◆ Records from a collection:

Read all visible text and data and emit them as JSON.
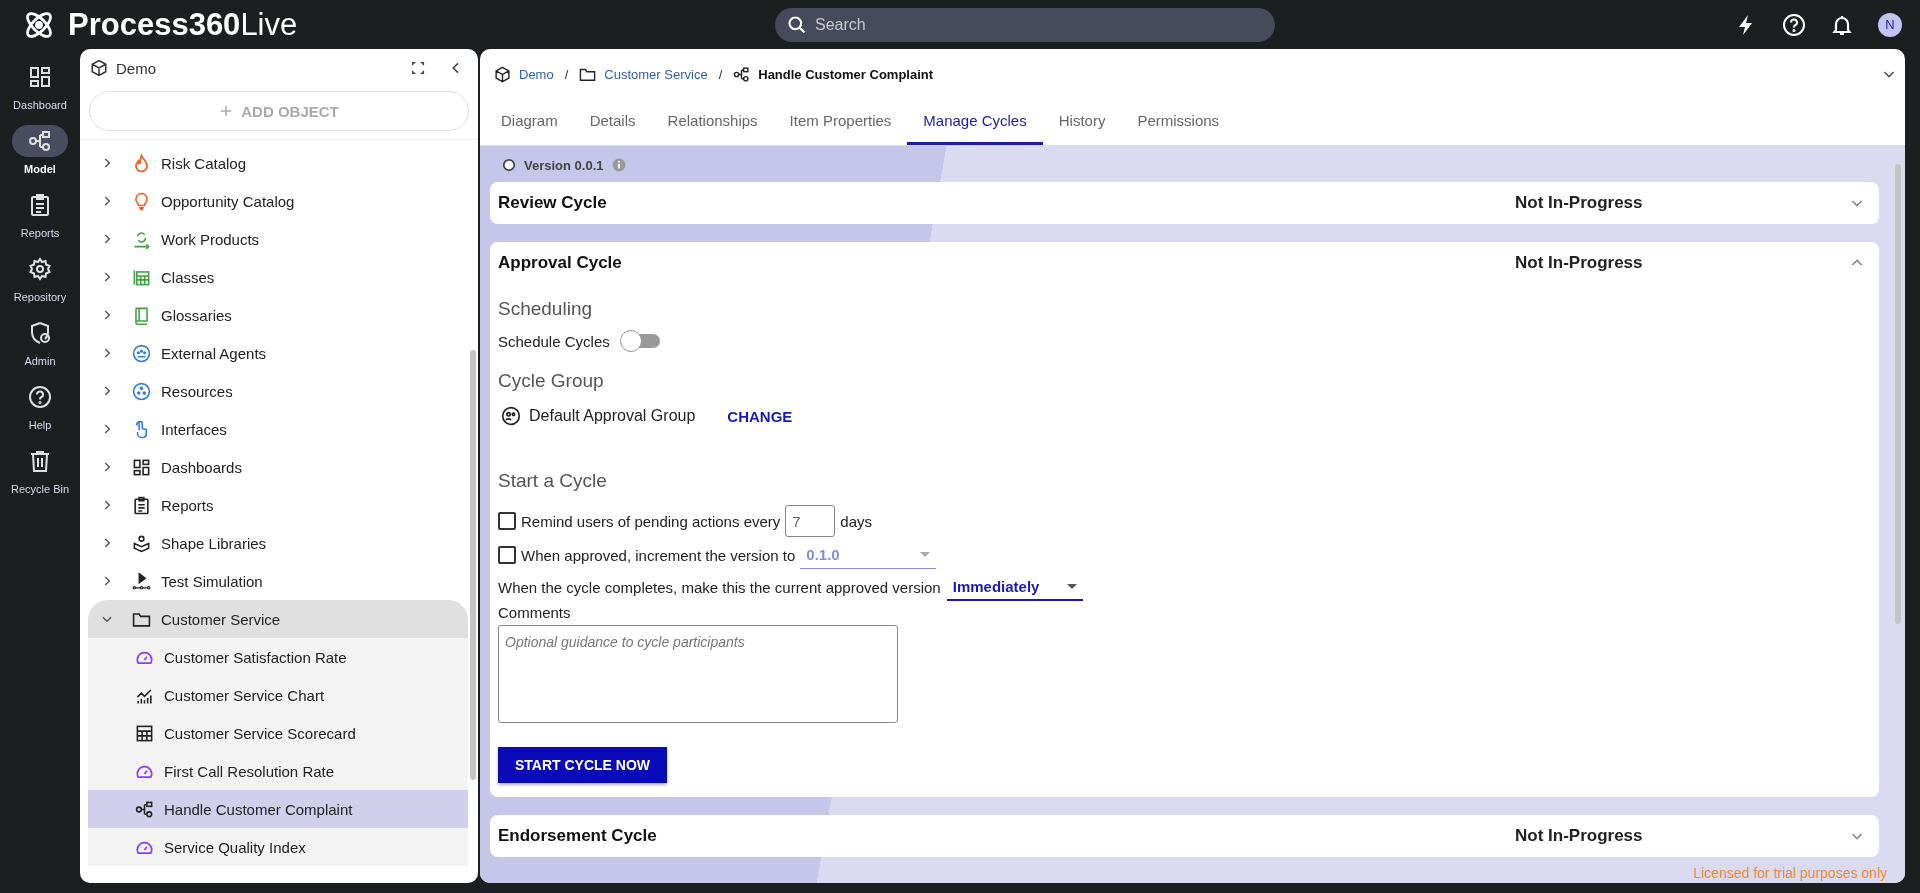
{
  "app": {
    "name_bold": "Process360",
    "name_light": "Live"
  },
  "search": {
    "placeholder": "Search"
  },
  "avatar": "N",
  "rail": [
    {
      "label": "Dashboard",
      "kind": "dashboard",
      "selected": false
    },
    {
      "label": "Model",
      "kind": "model",
      "selected": true
    },
    {
      "label": "Reports",
      "kind": "reports",
      "selected": false
    },
    {
      "label": "Repository",
      "kind": "repository",
      "selected": false
    },
    {
      "label": "Admin",
      "kind": "admin",
      "selected": false
    },
    {
      "label": "Help",
      "kind": "help",
      "selected": false
    },
    {
      "label": "Recycle Bin",
      "kind": "bin",
      "selected": false
    }
  ],
  "tree": {
    "title": "Demo",
    "add_button": "ADD OBJECT",
    "items": [
      {
        "label": "Risk Catalog",
        "kind": "risk",
        "expanded": false,
        "selected": false
      },
      {
        "label": "Opportunity Catalog",
        "kind": "opportunity",
        "expanded": false,
        "selected": false
      },
      {
        "label": "Work Products",
        "kind": "workproducts",
        "expanded": false,
        "selected": false
      },
      {
        "label": "Classes",
        "kind": "classes",
        "expanded": false,
        "selected": false
      },
      {
        "label": "Glossaries",
        "kind": "glossary",
        "expanded": false,
        "selected": false
      },
      {
        "label": "External Agents",
        "kind": "agents",
        "expanded": false,
        "selected": false
      },
      {
        "label": "Resources",
        "kind": "resources",
        "expanded": false,
        "selected": false
      },
      {
        "label": "Interfaces",
        "kind": "interfaces",
        "expanded": false,
        "selected": false
      },
      {
        "label": "Dashboards",
        "kind": "dashboard",
        "expanded": false,
        "selected": false
      },
      {
        "label": "Reports",
        "kind": "reports",
        "expanded": false,
        "selected": false
      },
      {
        "label": "Shape Libraries",
        "kind": "shapes",
        "expanded": false,
        "selected": false
      },
      {
        "label": "Test Simulation",
        "kind": "simulation",
        "expanded": false,
        "selected": false
      },
      {
        "label": "Customer Service",
        "kind": "folder",
        "expanded": true,
        "selected": false,
        "children": [
          {
            "label": "Customer Satisfaction Rate",
            "kind": "metric",
            "selected": false
          },
          {
            "label": "Customer Service Chart",
            "kind": "chart",
            "selected": false
          },
          {
            "label": "Customer Service Scorecard",
            "kind": "scorecard",
            "selected": false
          },
          {
            "label": "First Call Resolution Rate",
            "kind": "metric",
            "selected": false
          },
          {
            "label": "Handle Customer Complaint",
            "kind": "process",
            "selected": true
          },
          {
            "label": "Service Quality Index",
            "kind": "metric",
            "selected": false
          }
        ]
      }
    ]
  },
  "breadcrumb": [
    {
      "label": "Demo",
      "kind": "cube",
      "current": false
    },
    {
      "separator": "/",
      "label": "Customer Service",
      "kind": "folder",
      "current": false
    },
    {
      "separator": "/",
      "label": "Handle Customer Complaint",
      "kind": "process",
      "current": true
    }
  ],
  "tabs": [
    {
      "label": "Diagram",
      "selected": false
    },
    {
      "label": "Details",
      "selected": false
    },
    {
      "label": "Relationships",
      "selected": false
    },
    {
      "label": "Item Properties",
      "selected": false
    },
    {
      "label": "Manage Cycles",
      "selected": true
    },
    {
      "label": "History",
      "selected": false
    },
    {
      "label": "Permissions",
      "selected": false
    }
  ],
  "version": "Version 0.0.1",
  "cycles": [
    {
      "title": "Review Cycle",
      "status": "Not In-Progress",
      "expanded": false
    },
    {
      "title": "Approval Cycle",
      "status": "Not In-Progress",
      "expanded": true,
      "form": {
        "scheduling_heading": "Scheduling",
        "schedule": {
          "label": "Schedule Cycles",
          "on": false
        },
        "group_heading": "Cycle Group",
        "group_name": "Default Approval Group",
        "change_link": "CHANGE",
        "start_heading": "Start a Cycle",
        "remind": {
          "checked": false,
          "label": "Remind users of pending actions every",
          "value": "7",
          "unit": "days"
        },
        "increment": {
          "checked": false,
          "label": "When approved, increment the version to",
          "value": "0.1.0"
        },
        "completes": {
          "label": "When the cycle completes, make this the current approved version",
          "value": "Immediately"
        },
        "comments": {
          "label": "Comments",
          "placeholder": "Optional guidance to cycle participants"
        },
        "start_button": "START CYCLE NOW"
      }
    },
    {
      "title": "Endorsement Cycle",
      "status": "Not In-Progress",
      "expanded": false
    }
  ],
  "license_note": "Licensed for trial purposes only"
}
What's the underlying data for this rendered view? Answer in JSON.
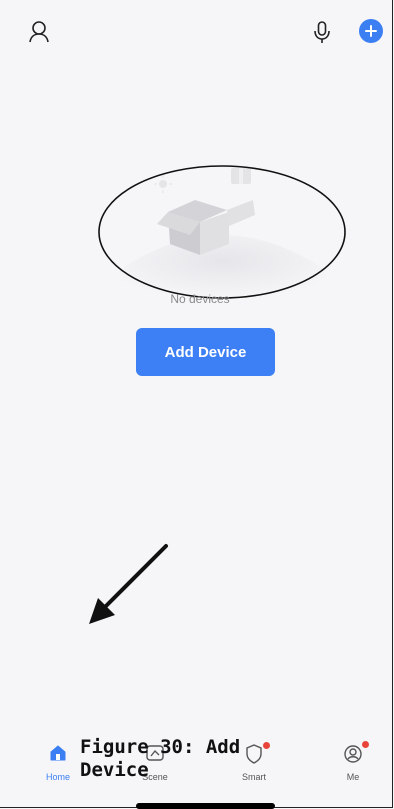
{
  "empty_state": {
    "message": "No devices",
    "button_label": "Add Device"
  },
  "tabs": [
    {
      "label": "Home",
      "icon": "home-icon",
      "active": true
    },
    {
      "label": "Scene",
      "icon": "scene-icon",
      "active": false
    },
    {
      "label": "Smart",
      "icon": "smart-icon",
      "active": false,
      "badge": true
    },
    {
      "label": "Me",
      "icon": "me-icon",
      "active": false,
      "badge": true
    }
  ],
  "caption": {
    "text": "Figure 30: Add Device"
  },
  "header_icons": [
    "user-icon",
    "microphone-icon",
    "plus-icon"
  ],
  "colors": {
    "accent": "#3d7ff4",
    "badge": "#e8443a",
    "background": "#f6f6f8"
  }
}
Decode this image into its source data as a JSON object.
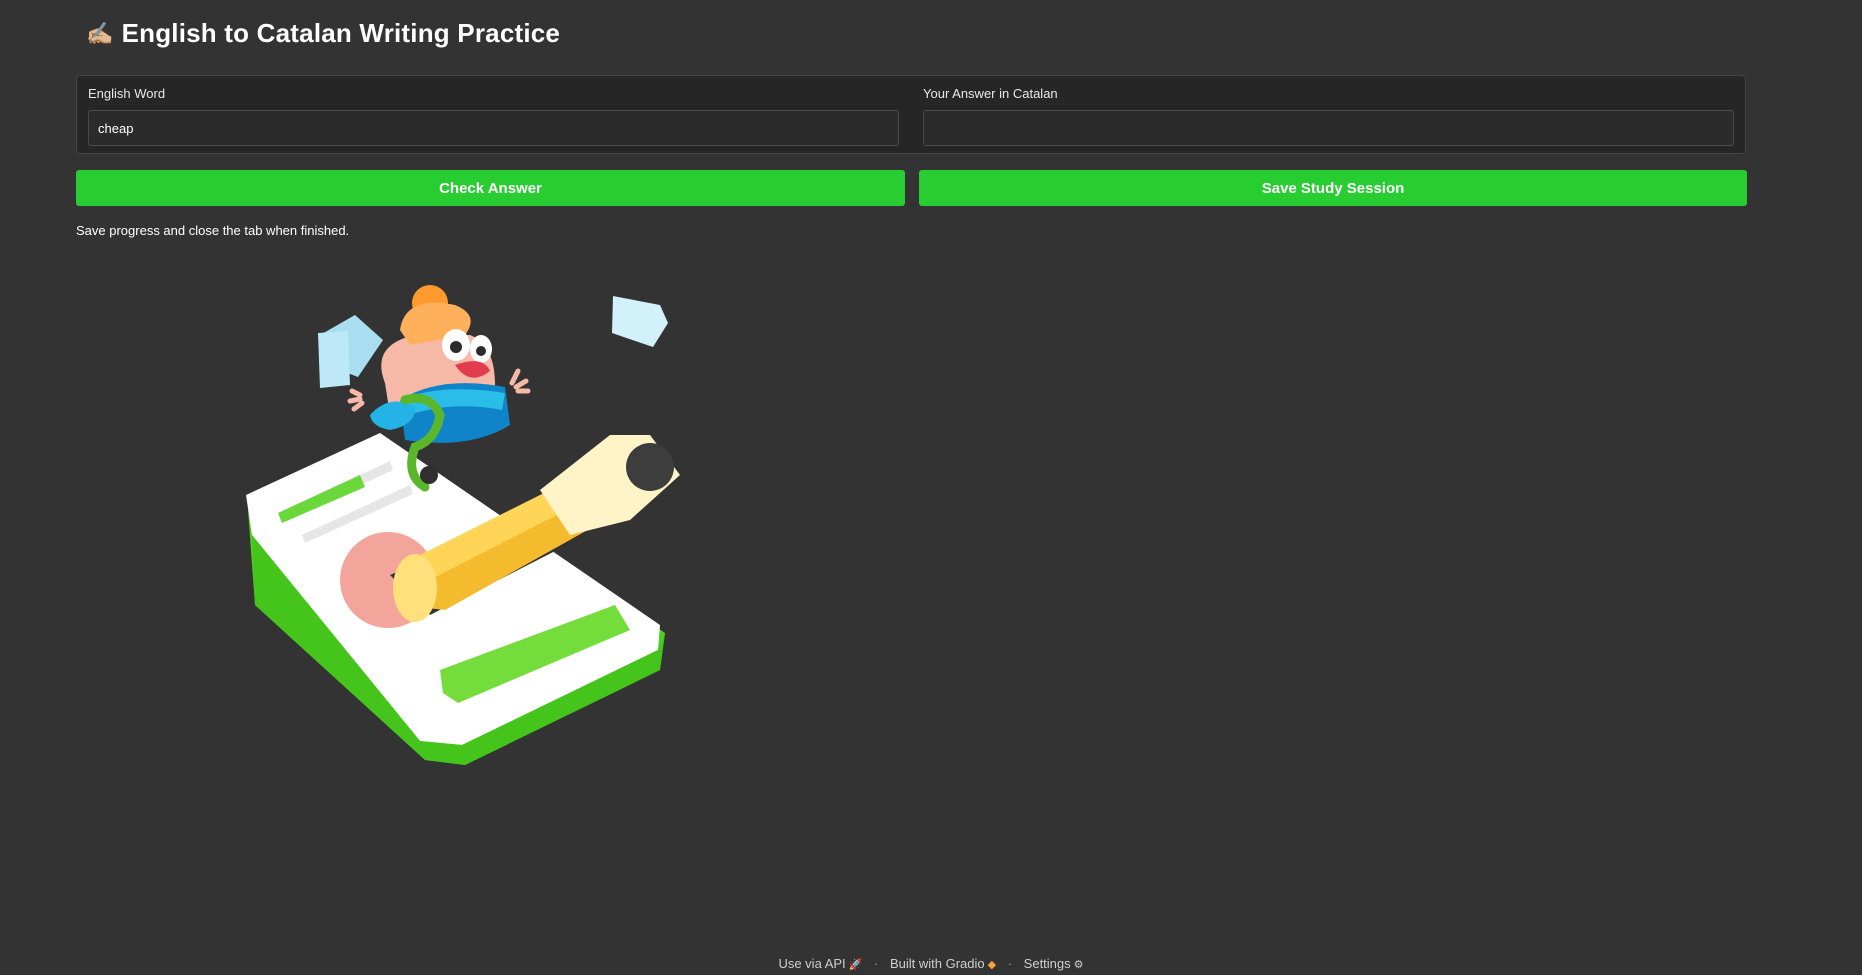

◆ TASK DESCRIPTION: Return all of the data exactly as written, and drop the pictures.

◆ ANSWER SECTION:
Read all visible text and data and emit them as JSON.
{
  "app": {
    "name_bold": "Process360",
    "name_light": "Live"
  },
  "search": {
    "placeholder": "Search"
  },
  "avatar": "N",
  "rail": [
    {
      "label": "Dashboard",
      "kind": "dashboard",
      "selected": false
    },
    {
      "label": "Model",
      "kind": "model",
      "selected": true
    },
    {
      "label": "Reports",
      "kind": "reports",
      "selected": false
    },
    {
      "label": "Repository",
      "kind": "repository",
      "selected": false
    },
    {
      "label": "Admin",
      "kind": "admin",
      "selected": false
    },
    {
      "label": "Help",
      "kind": "help",
      "selected": false
    },
    {
      "label": "Recycle Bin",
      "kind": "bin",
      "selected": false
    }
  ],
  "tree": {
    "title": "Demo",
    "add_button": "ADD OBJECT",
    "items": [
      {
        "label": "Risk Catalog",
        "kind": "risk",
        "expanded": false,
        "selected": false
      },
      {
        "label": "Opportunity Catalog",
        "kind": "opportunity",
        "expanded": false,
        "selected": false
      },
      {
        "label": "Work Products",
        "kind": "workproducts",
        "expanded": false,
        "selected": false
      },
      {
        "label": "Classes",
        "kind": "classes",
        "expanded": false,
        "selected": false
      },
      {
        "label": "Glossaries",
        "kind": "glossary",
        "expanded": false,
        "selected": false
      },
      {
        "label": "External Agents",
        "kind": "agents",
        "expanded": false,
        "selected": false
      },
      {
        "label": "Resources",
        "kind": "resources",
        "expanded": false,
        "selected": false
      },
      {
        "label": "Interfaces",
        "kind": "interfaces",
        "expanded": false,
        "selected": false
      },
      {
        "label": "Dashboards",
        "kind": "dashboard",
        "expanded": false,
        "selected": false
      },
      {
        "label": "Reports",
        "kind": "reports",
        "expanded": false,
        "selected": false
      },
      {
        "label": "Shape Libraries",
        "kind": "shapes",
        "expanded": false,
        "selected": false
      },
      {
        "label": "Test Simulation",
        "kind": "simulation",
        "expanded": false,
        "selected": false
      },
      {
        "label": "Customer Service",
        "kind": "folder",
        "expanded": true,
        "selected": false,
        "children": [
          {
            "label": "Customer Satisfaction Rate",
            "kind": "metric",
            "selected": false
          },
          {
            "label": "Customer Service Chart",
            "kind": "chart",
            "selected": false
          },
          {
            "label": "Customer Service Scorecard",
            "kind": "scorecard",
            "selected": false
          },
          {
            "label": "First Call Resolution Rate",
            "kind": "metric",
            "selected": false
          },
          {
            "label": "Handle Customer Complaint",
            "kind": "process",
            "selected": true
          },
          {
            "label": "Service Quality Index",
            "kind": "metric",
            "selected": false
          }
        ]
      }
    ]
  },
  "breadcrumb": [
    {
      "label": "Demo",
      "kind": "cube",
      "current": false
    },
    {
      "separator": "/",
      "label": "Customer Service",
      "kind": "folder",
      "current": false
    },
    {
      "separator": "/",
      "label": "Handle Customer Complaint",
      "kind": "process",
      "current": true
    }
  ],
  "tabs": [
    {
      "label": "Diagram",
      "selected": false
    },
    {
      "label": "Details",
      "selected": false
    },
    {
      "label": "Relationships",
      "selected": false
    },
    {
      "label": "Item Properties",
      "selected": false
    },
    {
      "label": "Manage Cycles",
      "selected": true
    },
    {
      "label": "History",
      "selected": false
    },
    {
      "label": "Permissions",
      "selected": false
    }
  ],
  "version": "Version 0.0.1",
  "cycles": [
    {
      "title": "Review Cycle",
      "status": "Not In-Progress",
      "expanded": false
    },
    {
      "title": "Approval Cycle",
      "status": "Not In-Progress",
      "expanded": true,
      "form": {
        "scheduling_heading": "Scheduling",
        "schedule": {
          "label": "Schedule Cycles",
          "on": false
        },
        "group_heading": "Cycle Group",
        "group_name": "Default Approval Group",
        "change_link": "CHANGE",
        "start_heading": "Start a Cycle",
        "remind": {
          "checked": false,
          "label": "Remind users of pending actions every",
          "value": "7",
          "unit": "days"
        },
        "increment": {
          "checked": false,
          "label": "When approved, increment the version to",
          "value": "0.1.0"
        },
        "completes": {
          "label": "When the cycle completes, make this the current approved version",
          "value": "Immediately"
        },
        "comments": {
          "label": "Comments",
          "placeholder": "Optional guidance to cycle participants"
        },
        "start_button": "START CYCLE NOW"
      }
    },
    {
      "title": "Endorsement Cycle",
      "status": "Not In-Progress",
      "expanded": false
    }
  ],
  "license_note": "Licensed for trial purposes only"
}
What's the underlying data for this rendered view? Answer in JSON.
{
  "empty_state": {
    "message": "No devices",
    "button_label": "Add Device"
  },
  "tabs": [
    {
      "label": "Home",
      "icon": "home-icon",
      "active": true
    },
    {
      "label": "Scene",
      "icon": "scene-icon",
      "active": false
    },
    {
      "label": "Smart",
      "icon": "smart-icon",
      "active": false,
      "badge": true
    },
    {
      "label": "Me",
      "icon": "me-icon",
      "active": false,
      "badge": true
    }
  ],
  "caption": {
    "text": "Figure 30: Add Device"
  },
  "header_icons": [
    "user-icon",
    "microphone-icon",
    "plus-icon"
  ],
  "colors": {
    "accent": "#3d7ff4",
    "badge": "#e8443a",
    "background": "#f6f6f8"
  }
}
Decode this image into its source data as a JSON object.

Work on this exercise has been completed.